The start-ups that Berliner Sparkasse supports have employees from all over the world – France, Brazil, India, many from Silicon Valley. „And since Brexit, many start-ups from the United Kingdom are relocating their headquarters to Germany,“ says Ambach. Innovation cycles are becoming shorter and shorter. „There are more and more lean start-ups. They immediately go to market, test their product, change it, test it again, change it some more.“ The speed of development is increasing. „We have to keep up with that as a bank, too,“ is how the financial advisor puts it. The start-up scene is becoming increasingly international, and teams of entrepreneurs are becoming more and more mixed in view of the shortage of skilled workers in Germany. „Sometimes it’s easier to look for employees at an international level,“ she says of the common recruiting practice.

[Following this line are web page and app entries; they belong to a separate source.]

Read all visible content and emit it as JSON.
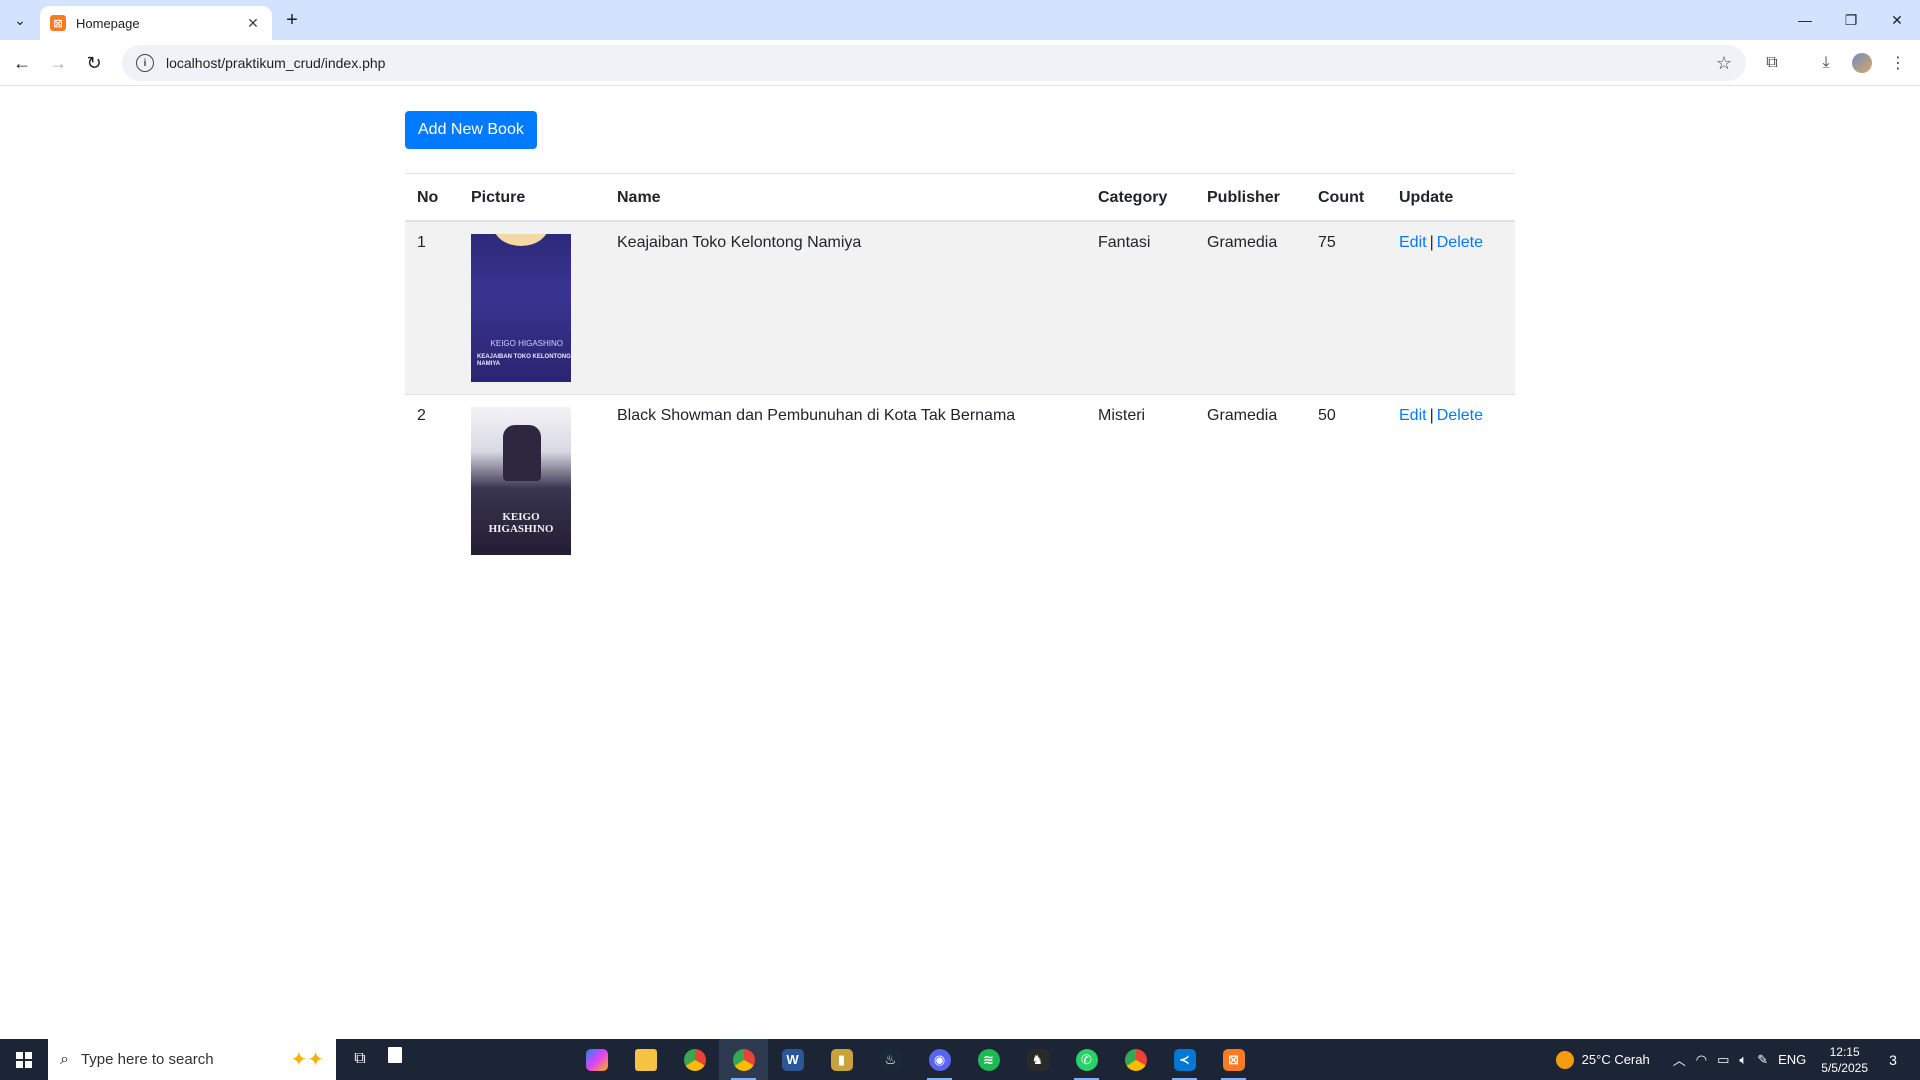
{
  "browser": {
    "tab_title": "Homepage",
    "url": "localhost/praktikum_crud/index.php"
  },
  "page": {
    "add_button_label": "Add New Book",
    "table": {
      "headers": [
        "No",
        "Picture",
        "Name",
        "Category",
        "Publisher",
        "Count",
        "Update"
      ],
      "rows": [
        {
          "no": "1",
          "cover_title": "KEAJAIBAN TOKO KELONTONG NAMIYA",
          "cover_author": "KEIGO HIGASHINO",
          "name": "Keajaiban Toko Kelontong Namiya",
          "category": "Fantasi",
          "publisher": "Gramedia",
          "count": "75",
          "edit_label": "Edit",
          "separator": "|",
          "delete_label": "Delete"
        },
        {
          "no": "2",
          "cover_author": "KEIGO HIGASHINO",
          "name": "Black Showman dan Pembunuhan di Kota Tak Bernama",
          "category": "Misteri",
          "publisher": "Gramedia",
          "count": "50",
          "edit_label": "Edit",
          "separator": "|",
          "delete_label": "Delete"
        }
      ]
    }
  },
  "taskbar": {
    "search_placeholder": "Type here to search",
    "weather": "25°C  Cerah",
    "language": "ENG",
    "time": "12:15",
    "date": "5/5/2025",
    "notification_count": "3"
  },
  "colors": {
    "primary": "#007bff",
    "striped_row": "#f2f2f2",
    "taskbar": "#1c2536",
    "tabbar": "#d3e3fd"
  },
  "icons": {
    "tab_favicon": "xampp-icon",
    "taskbar_apps": [
      "copilot-icon",
      "file-explorer-icon",
      "chrome-icon",
      "chrome-profile-icon",
      "word-icon",
      "notes-icon",
      "steam-icon",
      "discord-icon",
      "spotify-icon",
      "game-icon",
      "whatsapp-icon",
      "chrome-alt-icon",
      "vscode-icon",
      "xampp-icon"
    ]
  }
}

The most multicultural of all German cities
Her business is supporting young people from all over the world who are drawn to Europe and Germany – students, trainees, young professionals. Via a digital platform, EDUBAO helps them to overcome the hurdles of bureaucracy, from university applications to visa applications. „We want our customers to be able to do all their administrative tasks digitally while still in their home coun-tries,“ says Le. China, along with India, is their biggest market, followed by the Maghreb countries. Many of the students she supports would like to found companies later, she notes. Berlin, as the „most multicultural of all German cities“, is a good place to do so. „It’s helpful to find compatriots in a city. And even better if they’re compatriots who have already founded their own businesses.“
However, a knowledge of German is indispensable in the long term. „It’s different from going to Asia as a company founder,“ explains Le, who herself gained experience in Singapore, Beijing and Shanghai. „All Asians speak English, so Europeans don’t have to learn the local language to compete in an Asian country. In Germany, on the other hand, you don’t even get your work permit if you can’t prove you have at least B1-level German.“ Do expats who come to Berlin approach entrepreneurship differently than locals? Le shakes her head. „The type of start-up depends more on the industry than the country of origin.“

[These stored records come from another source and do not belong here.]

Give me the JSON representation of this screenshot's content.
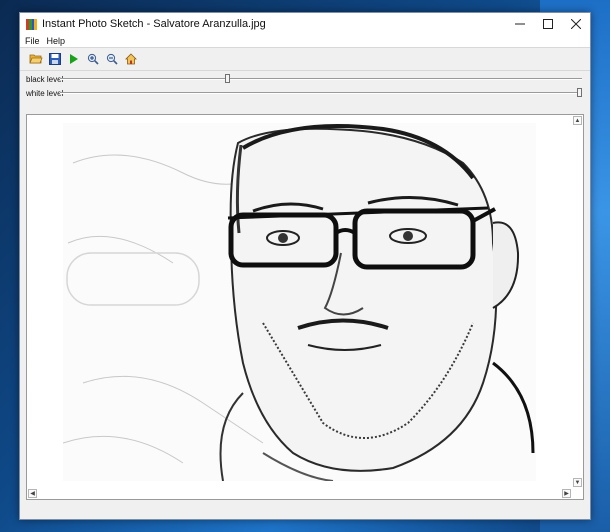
{
  "window": {
    "title": "Instant Photo Sketch - Salvatore Aranzulla.jpg"
  },
  "menu": [
    "File",
    "Help"
  ],
  "toolbar": [
    {
      "icon": "open-folder-icon"
    },
    {
      "icon": "save-icon"
    },
    {
      "icon": "play-icon"
    },
    {
      "icon": "zoom-in-icon"
    },
    {
      "icon": "zoom-out-icon"
    },
    {
      "icon": "home-icon"
    }
  ],
  "sliders": {
    "black": {
      "label": "black level",
      "value": 0.32
    },
    "white": {
      "label": "white level",
      "value": 1.0
    }
  },
  "colors": {
    "accent": "#0f4a8a",
    "play": "#1aa21a",
    "folder": "#e8b33c"
  }
}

Mixed team in the lively start-up scene
The team at EDUBAO GmbH, which Nga Le founded three years ago with a co-founder, also includes people of various nationalities. The 45-year-old initially registered her start-up in Munich, but then relocated the headquarters to Berlin. „The start-up scene in the capital is more vibrant.“

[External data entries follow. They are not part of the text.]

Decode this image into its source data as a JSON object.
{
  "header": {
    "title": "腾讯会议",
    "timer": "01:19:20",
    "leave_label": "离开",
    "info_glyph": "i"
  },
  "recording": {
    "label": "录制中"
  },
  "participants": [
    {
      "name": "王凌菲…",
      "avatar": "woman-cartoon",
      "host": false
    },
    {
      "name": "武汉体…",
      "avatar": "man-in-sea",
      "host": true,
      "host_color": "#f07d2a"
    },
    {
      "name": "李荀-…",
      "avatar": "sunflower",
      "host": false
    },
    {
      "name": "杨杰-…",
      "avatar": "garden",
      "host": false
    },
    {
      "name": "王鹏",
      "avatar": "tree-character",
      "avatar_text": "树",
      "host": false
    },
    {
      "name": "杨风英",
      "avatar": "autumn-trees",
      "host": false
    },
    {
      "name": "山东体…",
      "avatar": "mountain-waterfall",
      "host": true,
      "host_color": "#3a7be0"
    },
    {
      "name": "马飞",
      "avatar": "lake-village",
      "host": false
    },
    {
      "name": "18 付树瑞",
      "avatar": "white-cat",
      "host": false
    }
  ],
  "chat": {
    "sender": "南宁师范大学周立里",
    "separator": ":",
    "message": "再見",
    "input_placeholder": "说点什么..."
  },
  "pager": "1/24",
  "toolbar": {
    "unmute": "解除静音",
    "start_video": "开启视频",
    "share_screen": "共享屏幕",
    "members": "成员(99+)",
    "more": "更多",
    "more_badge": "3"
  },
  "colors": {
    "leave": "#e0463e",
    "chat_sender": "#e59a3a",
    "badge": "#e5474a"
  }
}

Nga Le has Vietnamese roots, grew up in Berlin, moved to Munich to study business, then worked as an employee at a large insurance company. „You should be familiar with your industry before you start your own business,“ she believes.
Read more interesting articles here.
Residence permit in Berlin
Living and working in the German capital.
Your first to-do in Berlin:
Opening a bank account
Buying a flat in Berlin
This is how to get your own home!